▶ **INSTRUCTIONS FOR THE TASK**
Reproduce every line that appears below, precisely and completely.

(DATA TO USE Opens)

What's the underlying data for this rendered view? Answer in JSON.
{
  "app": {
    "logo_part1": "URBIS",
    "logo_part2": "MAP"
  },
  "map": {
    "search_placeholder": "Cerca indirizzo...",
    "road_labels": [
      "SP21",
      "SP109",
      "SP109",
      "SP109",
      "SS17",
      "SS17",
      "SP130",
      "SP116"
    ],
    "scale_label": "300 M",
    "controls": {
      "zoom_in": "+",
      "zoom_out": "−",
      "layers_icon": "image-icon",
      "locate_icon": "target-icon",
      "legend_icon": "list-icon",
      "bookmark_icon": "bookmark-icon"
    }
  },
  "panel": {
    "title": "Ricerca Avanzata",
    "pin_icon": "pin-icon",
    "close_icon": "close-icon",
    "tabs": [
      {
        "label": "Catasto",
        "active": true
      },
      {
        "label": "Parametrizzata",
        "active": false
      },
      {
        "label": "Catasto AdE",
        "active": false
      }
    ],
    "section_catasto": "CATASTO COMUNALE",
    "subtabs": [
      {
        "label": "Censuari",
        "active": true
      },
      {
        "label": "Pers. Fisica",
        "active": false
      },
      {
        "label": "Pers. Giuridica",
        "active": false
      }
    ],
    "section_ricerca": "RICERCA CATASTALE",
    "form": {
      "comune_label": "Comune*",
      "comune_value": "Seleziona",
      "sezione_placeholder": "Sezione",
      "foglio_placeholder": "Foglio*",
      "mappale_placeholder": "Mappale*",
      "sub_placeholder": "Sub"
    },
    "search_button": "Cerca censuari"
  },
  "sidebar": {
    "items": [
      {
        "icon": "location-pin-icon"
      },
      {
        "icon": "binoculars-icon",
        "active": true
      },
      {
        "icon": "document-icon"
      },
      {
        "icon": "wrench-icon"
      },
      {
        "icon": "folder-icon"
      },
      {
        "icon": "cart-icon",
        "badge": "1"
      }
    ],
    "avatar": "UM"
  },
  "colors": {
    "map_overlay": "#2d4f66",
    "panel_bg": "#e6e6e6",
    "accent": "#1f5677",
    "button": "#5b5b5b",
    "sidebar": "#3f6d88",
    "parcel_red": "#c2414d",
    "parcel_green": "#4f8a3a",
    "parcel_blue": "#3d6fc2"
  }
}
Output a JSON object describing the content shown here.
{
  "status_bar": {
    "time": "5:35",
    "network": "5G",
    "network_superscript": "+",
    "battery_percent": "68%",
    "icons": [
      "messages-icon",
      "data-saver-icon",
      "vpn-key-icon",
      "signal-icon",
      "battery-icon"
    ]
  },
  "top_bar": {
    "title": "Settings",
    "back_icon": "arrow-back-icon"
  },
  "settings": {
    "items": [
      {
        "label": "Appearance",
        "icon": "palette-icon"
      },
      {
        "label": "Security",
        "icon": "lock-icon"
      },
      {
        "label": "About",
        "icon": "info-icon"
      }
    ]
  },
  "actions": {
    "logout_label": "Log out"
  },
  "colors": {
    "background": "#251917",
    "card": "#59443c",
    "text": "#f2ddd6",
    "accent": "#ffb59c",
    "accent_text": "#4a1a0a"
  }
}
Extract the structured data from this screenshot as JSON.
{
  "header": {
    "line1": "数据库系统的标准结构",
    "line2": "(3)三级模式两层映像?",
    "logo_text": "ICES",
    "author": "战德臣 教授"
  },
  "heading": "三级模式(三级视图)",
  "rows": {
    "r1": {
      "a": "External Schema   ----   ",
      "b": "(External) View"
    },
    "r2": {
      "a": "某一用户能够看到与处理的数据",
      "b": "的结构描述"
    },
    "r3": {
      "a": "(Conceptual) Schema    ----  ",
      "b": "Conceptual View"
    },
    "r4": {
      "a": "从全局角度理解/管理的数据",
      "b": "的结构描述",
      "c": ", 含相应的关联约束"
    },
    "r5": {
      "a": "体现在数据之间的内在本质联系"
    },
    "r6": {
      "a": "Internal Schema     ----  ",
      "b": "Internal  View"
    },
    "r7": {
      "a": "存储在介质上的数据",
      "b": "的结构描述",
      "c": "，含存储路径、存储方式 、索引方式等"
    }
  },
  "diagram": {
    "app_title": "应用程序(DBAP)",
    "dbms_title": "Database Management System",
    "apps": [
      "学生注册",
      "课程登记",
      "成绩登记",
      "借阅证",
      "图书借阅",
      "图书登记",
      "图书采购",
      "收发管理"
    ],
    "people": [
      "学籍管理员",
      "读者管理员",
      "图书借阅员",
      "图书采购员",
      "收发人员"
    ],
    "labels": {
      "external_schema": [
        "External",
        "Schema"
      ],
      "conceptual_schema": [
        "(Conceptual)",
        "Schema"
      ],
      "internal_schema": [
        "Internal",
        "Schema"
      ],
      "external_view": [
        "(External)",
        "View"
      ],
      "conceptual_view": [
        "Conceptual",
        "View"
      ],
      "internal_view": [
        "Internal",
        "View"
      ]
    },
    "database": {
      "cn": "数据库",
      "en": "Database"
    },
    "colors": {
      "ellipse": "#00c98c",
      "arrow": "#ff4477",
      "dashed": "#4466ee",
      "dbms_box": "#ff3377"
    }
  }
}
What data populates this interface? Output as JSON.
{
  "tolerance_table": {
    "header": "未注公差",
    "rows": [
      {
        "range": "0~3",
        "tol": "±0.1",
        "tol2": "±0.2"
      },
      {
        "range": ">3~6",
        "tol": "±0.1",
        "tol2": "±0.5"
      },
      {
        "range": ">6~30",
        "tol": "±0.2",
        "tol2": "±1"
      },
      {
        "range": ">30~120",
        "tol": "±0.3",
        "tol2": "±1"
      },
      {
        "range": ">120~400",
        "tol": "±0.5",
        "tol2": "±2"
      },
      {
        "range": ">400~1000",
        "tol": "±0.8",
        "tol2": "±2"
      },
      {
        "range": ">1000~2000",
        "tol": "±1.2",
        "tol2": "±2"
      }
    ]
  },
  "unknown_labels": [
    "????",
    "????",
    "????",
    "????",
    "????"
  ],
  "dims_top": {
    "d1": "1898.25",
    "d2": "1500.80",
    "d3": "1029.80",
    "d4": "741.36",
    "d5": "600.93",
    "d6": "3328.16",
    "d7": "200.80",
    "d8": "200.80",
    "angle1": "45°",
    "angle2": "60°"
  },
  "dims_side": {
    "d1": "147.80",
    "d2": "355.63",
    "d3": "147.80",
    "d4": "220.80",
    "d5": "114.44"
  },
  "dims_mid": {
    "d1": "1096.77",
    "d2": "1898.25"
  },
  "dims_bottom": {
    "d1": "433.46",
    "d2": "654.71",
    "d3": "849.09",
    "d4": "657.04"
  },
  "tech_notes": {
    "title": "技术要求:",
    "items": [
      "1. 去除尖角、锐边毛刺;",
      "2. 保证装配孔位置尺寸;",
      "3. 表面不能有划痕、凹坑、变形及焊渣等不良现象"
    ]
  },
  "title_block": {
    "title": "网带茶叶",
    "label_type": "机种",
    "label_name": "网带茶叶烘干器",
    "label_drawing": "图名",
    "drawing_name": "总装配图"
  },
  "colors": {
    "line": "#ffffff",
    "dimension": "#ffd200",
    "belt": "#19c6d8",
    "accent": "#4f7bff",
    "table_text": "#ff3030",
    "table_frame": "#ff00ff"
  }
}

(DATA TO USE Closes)

▶ **WRITTEN RESPONSE**
What's the underlying data for this rendered view? Answer in JSON.
{
  "app": {
    "logo_part1": "URBIS",
    "logo_part2": "MAP"
  },
  "map": {
    "search_placeholder": "Cerca indirizzo...",
    "road_labels": [
      "SP21",
      "SP109",
      "SP109",
      "SP109",
      "SS17",
      "SS17",
      "SP130",
      "SP116"
    ],
    "scale_label": "300 M",
    "controls": {
      "zoom_in": "+",
      "zoom_out": "−",
      "layers_icon": "image-icon",
      "locate_icon": "target-icon",
      "legend_icon": "list-icon",
      "bookmark_icon": "bookmark-icon"
    }
  },
  "panel": {
    "title": "Ricerca Avanzata",
    "pin_icon": "pin-icon",
    "close_icon": "close-icon",
    "tabs": [
      {
        "label": "Catasto",
        "active": true
      },
      {
        "label": "Parametrizzata",
        "active": false
      },
      {
        "label": "Catasto AdE",
        "active": false
      }
    ],
    "section_catasto": "CATASTO COMUNALE",
    "subtabs": [
      {
        "label": "Censuari",
        "active": true
      },
      {
        "label": "Pers. Fisica",
        "active": false
      },
      {
        "label": "Pers. Giuridica",
        "active": false
      }
    ],
    "section_ricerca": "RICERCA CATASTALE",
    "form": {
      "comune_label": "Comune*",
      "comune_value": "Seleziona",
      "sezione_placeholder": "Sezione",
      "foglio_placeholder": "Foglio*",
      "mappale_placeholder": "Mappale*",
      "sub_placeholder": "Sub"
    },
    "search_button": "Cerca censuari"
  },
  "sidebar": {
    "items": [
      {
        "icon": "location-pin-icon"
      },
      {
        "icon": "binoculars-icon",
        "active": true
      },
      {
        "icon": "document-icon"
      },
      {
        "icon": "wrench-icon"
      },
      {
        "icon": "folder-icon"
      },
      {
        "icon": "cart-icon",
        "badge": "1"
      }
    ],
    "avatar": "UM"
  },
  "colors": {
    "map_overlay": "#2d4f66",
    "panel_bg": "#e6e6e6",
    "accent": "#1f5677",
    "button": "#5b5b5b",
    "sidebar": "#3f6d88",
    "parcel_red": "#c2414d",
    "parcel_green": "#4f8a3a",
    "parcel_blue": "#3d6fc2"
  }
}
Output a JSON object describing the content shown here.
{
  "status_bar": {
    "time": "5:35",
    "network": "5G",
    "network_superscript": "+",
    "battery_percent": "68%",
    "icons": [
      "messages-icon",
      "data-saver-icon",
      "vpn-key-icon",
      "signal-icon",
      "battery-icon"
    ]
  },
  "top_bar": {
    "title": "Settings",
    "back_icon": "arrow-back-icon"
  },
  "settings": {
    "items": [
      {
        "label": "Appearance",
        "icon": "palette-icon"
      },
      {
        "label": "Security",
        "icon": "lock-icon"
      },
      {
        "label": "About",
        "icon": "info-icon"
      }
    ]
  },
  "actions": {
    "logout_label": "Log out"
  },
  "colors": {
    "background": "#251917",
    "card": "#59443c",
    "text": "#f2ddd6",
    "accent": "#ffb59c",
    "accent_text": "#4a1a0a"
  }
}
Extract the structured data from this screenshot as JSON.
{
  "header": {
    "line1": "数据库系统的标准结构",
    "line2": "(3)三级模式两层映像?",
    "logo_text": "ICES",
    "author": "战德臣 教授"
  },
  "heading": "三级模式(三级视图)",
  "rows": {
    "r1": {
      "a": "External Schema   ----   ",
      "b": "(External) View"
    },
    "r2": {
      "a": "某一用户能够看到与处理的数据",
      "b": "的结构描述"
    },
    "r3": {
      "a": "(Conceptual) Schema    ----  ",
      "b": "Conceptual View"
    },
    "r4": {
      "a": "从全局角度理解/管理的数据",
      "b": "的结构描述",
      "c": ", 含相应的关联约束"
    },
    "r5": {
      "a": "体现在数据之间的内在本质联系"
    },
    "r6": {
      "a": "Internal Schema     ----  ",
      "b": "Internal  View"
    },
    "r7": {
      "a": "存储在介质上的数据",
      "b": "的结构描述",
      "c": "，含存储路径、存储方式 、索引方式等"
    }
  },
  "diagram": {
    "app_title": "应用程序(DBAP)",
    "dbms_title": "Database Management System",
    "apps": [
      "学生注册",
      "课程登记",
      "成绩登记",
      "借阅证",
      "图书借阅",
      "图书登记",
      "图书采购",
      "收发管理"
    ],
    "people": [
      "学籍管理员",
      "读者管理员",
      "图书借阅员",
      "图书采购员",
      "收发人员"
    ],
    "labels": {
      "external_schema": [
        "External",
        "Schema"
      ],
      "conceptual_schema": [
        "(Conceptual)",
        "Schema"
      ],
      "internal_schema": [
        "Internal",
        "Schema"
      ],
      "external_view": [
        "(External)",
        "View"
      ],
      "conceptual_view": [
        "Conceptual",
        "View"
      ],
      "internal_view": [
        "Internal",
        "View"
      ]
    },
    "database": {
      "cn": "数据库",
      "en": "Database"
    },
    "colors": {
      "ellipse": "#00c98c",
      "arrow": "#ff4477",
      "dashed": "#4466ee",
      "dbms_box": "#ff3377"
    }
  }
}
What data populates this interface? Output as JSON.
{
  "tolerance_table": {
    "header": "未注公差",
    "rows": [
      {
        "range": "0~3",
        "tol": "±0.1",
        "tol2": "±0.2"
      },
      {
        "range": ">3~6",
        "tol": "±0.1",
        "tol2": "±0.5"
      },
      {
        "range": ">6~30",
        "tol": "±0.2",
        "tol2": "±1"
      },
      {
        "range": ">30~120",
        "tol": "±0.3",
        "tol2": "±1"
      },
      {
        "range": ">120~400",
        "tol": "±0.5",
        "tol2": "±2"
      },
      {
        "range": ">400~1000",
        "tol": "±0.8",
        "tol2": "±2"
      },
      {
        "range": ">1000~2000",
        "tol": "±1.2",
        "tol2": "±2"
      }
    ]
  },
  "unknown_labels": [
    "????",
    "????",
    "????",
    "????",
    "????"
  ],
  "dims_top": {
    "d1": "1898.25",
    "d2": "1500.80",
    "d3": "1029.80",
    "d4": "741.36",
    "d5": "600.93",
    "d6": "3328.16",
    "d7": "200.80",
    "d8": "200.80",
    "angle1": "45°",
    "angle2": "60°"
  },
  "dims_side": {
    "d1": "147.80",
    "d2": "355.63",
    "d3": "147.80",
    "d4": "220.80",
    "d5": "114.44"
  },
  "dims_mid": {
    "d1": "1096.77",
    "d2": "1898.25"
  },
  "dims_bottom": {
    "d1": "433.46",
    "d2": "654.71",
    "d3": "849.09",
    "d4": "657.04"
  },
  "tech_notes": {
    "title": "技术要求:",
    "items": [
      "1. 去除尖角、锐边毛刺;",
      "2. 保证装配孔位置尺寸;",
      "3. 表面不能有划痕、凹坑、变形及焊渣等不良现象"
    ]
  },
  "title_block": {
    "title": "网带茶叶",
    "label_type": "机种",
    "label_name": "网带茶叶烘干器",
    "label_drawing": "图名",
    "drawing_name": "总装配图"
  },
  "colors": {
    "line": "#ffffff",
    "dimension": "#ffd200",
    "belt": "#19c6d8",
    "accent": "#4f7bff",
    "table_text": "#ff3030",
    "table_frame": "#ff00ff"
  }
}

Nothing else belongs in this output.